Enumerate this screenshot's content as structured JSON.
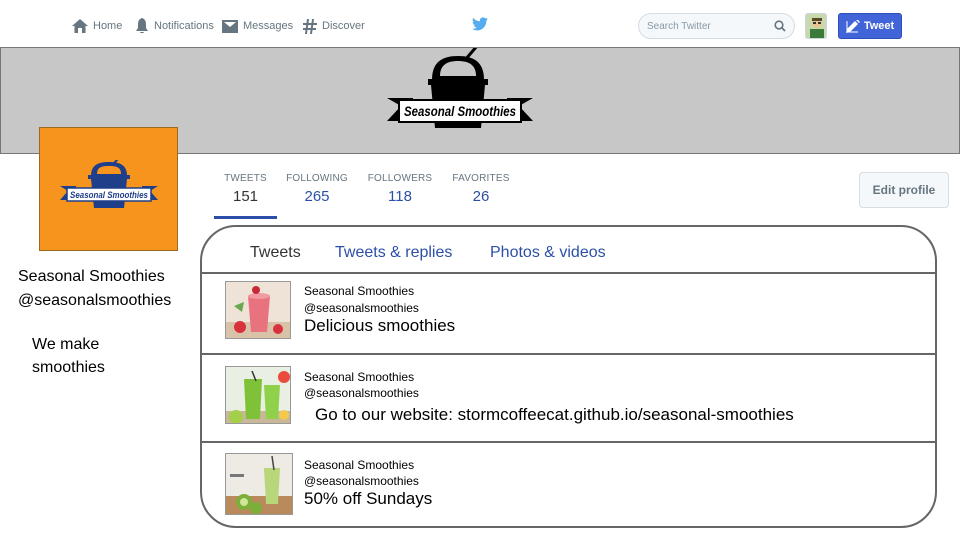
{
  "nav": {
    "home": "Home",
    "notifications": "Notifications",
    "messages": "Messages",
    "discover": "Discover",
    "search_placeholder": "Search Twitter",
    "tweet_button": "Tweet"
  },
  "profile": {
    "name": "Seasonal Smoothies",
    "handle": "@seasonalsmoothies",
    "bio": "We make smoothies",
    "logo_text": "Seasonal Smoothies",
    "edit_profile": "Edit profile"
  },
  "stats": [
    {
      "label": "TWEETS",
      "value": "151"
    },
    {
      "label": "FOLLOWING",
      "value": "265"
    },
    {
      "label": "FOLLOWERS",
      "value": "118"
    },
    {
      "label": "FAVORITES",
      "value": "26"
    }
  ],
  "tabs": [
    "Tweets",
    "Tweets & replies",
    "Photos & videos"
  ],
  "tweets": [
    {
      "name": "Seasonal Smoothies",
      "handle": "@seasonalsmoothies",
      "text": "Delicious smoothies"
    },
    {
      "name": "Seasonal Smoothies",
      "handle": "@seasonalsmoothies",
      "text": "Go to our website: stormcoffeecat.github.io/seasonal-smoothies"
    },
    {
      "name": "Seasonal Smoothies",
      "handle": "@seasonalsmoothies",
      "text": "50% off Sundays"
    }
  ],
  "colors": {
    "accent": "#2b4fa8",
    "tweet_button": "#4165d8",
    "avatar_bg": "#f7941d",
    "banner_bg": "#c7c7c7"
  }
}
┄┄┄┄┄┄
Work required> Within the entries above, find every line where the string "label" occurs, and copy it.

Answer box>
      "label": "TWEETS",
      "label": "FOLLOWING",
      "label": "FOLLOWERS",
      "label": "FAVORITES",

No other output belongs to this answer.